* _Material for this task_:
== == ==

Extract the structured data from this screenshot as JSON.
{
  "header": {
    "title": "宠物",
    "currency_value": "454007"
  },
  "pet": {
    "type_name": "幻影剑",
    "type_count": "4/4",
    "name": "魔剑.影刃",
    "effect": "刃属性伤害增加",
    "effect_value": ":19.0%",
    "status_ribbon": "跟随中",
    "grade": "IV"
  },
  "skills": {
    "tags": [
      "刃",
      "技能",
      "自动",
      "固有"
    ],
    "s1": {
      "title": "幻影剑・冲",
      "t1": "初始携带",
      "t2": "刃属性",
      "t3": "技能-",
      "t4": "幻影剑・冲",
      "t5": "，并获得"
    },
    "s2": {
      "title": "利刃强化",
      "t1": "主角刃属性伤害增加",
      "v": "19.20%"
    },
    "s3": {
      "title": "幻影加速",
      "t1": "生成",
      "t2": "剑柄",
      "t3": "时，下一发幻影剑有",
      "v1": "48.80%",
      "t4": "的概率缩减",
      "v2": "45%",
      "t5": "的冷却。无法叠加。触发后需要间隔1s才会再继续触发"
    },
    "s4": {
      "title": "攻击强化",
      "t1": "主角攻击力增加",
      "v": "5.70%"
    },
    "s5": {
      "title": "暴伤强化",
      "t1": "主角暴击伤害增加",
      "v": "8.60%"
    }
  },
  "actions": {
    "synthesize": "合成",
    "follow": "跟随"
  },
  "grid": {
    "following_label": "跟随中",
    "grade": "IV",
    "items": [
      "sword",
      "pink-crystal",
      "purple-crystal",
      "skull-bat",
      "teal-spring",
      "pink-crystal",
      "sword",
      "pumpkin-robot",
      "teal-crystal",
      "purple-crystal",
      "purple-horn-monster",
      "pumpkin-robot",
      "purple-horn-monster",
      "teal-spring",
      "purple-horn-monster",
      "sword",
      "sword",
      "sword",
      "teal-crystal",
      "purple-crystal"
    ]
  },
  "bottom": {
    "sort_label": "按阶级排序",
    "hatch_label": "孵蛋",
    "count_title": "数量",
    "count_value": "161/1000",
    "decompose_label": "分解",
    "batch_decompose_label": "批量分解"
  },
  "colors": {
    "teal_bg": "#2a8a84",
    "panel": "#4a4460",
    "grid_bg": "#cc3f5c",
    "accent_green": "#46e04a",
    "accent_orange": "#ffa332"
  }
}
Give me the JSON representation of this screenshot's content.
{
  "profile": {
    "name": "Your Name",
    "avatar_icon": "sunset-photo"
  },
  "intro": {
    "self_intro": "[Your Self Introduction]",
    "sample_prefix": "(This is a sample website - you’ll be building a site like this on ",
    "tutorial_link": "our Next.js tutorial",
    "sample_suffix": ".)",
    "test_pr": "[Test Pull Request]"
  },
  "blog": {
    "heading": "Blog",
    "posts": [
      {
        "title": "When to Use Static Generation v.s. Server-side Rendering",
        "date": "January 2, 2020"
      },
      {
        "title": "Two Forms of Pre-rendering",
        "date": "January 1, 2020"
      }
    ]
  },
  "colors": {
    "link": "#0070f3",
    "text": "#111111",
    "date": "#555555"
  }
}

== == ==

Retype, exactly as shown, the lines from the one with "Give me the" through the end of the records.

Give me the JSON representation of this screenshot's content.
{
  "profile": {
    "name": "Your Name",
    "avatar_icon": "sunset-photo"
  },
  "intro": {
    "self_intro": "[Your Self Introduction]",
    "sample_prefix": "(This is a sample website - you’ll be building a site like this on ",
    "tutorial_link": "our Next.js tutorial",
    "sample_suffix": ".)",
    "test_pr": "[Test Pull Request]"
  },
  "blog": {
    "heading": "Blog",
    "posts": [
      {
        "title": "When to Use Static Generation v.s. Server-side Rendering",
        "date": "January 2, 2020"
      },
      {
        "title": "Two Forms of Pre-rendering",
        "date": "January 1, 2020"
      }
    ]
  },
  "colors": {
    "link": "#0070f3",
    "text": "#111111",
    "date": "#555555"
  }
}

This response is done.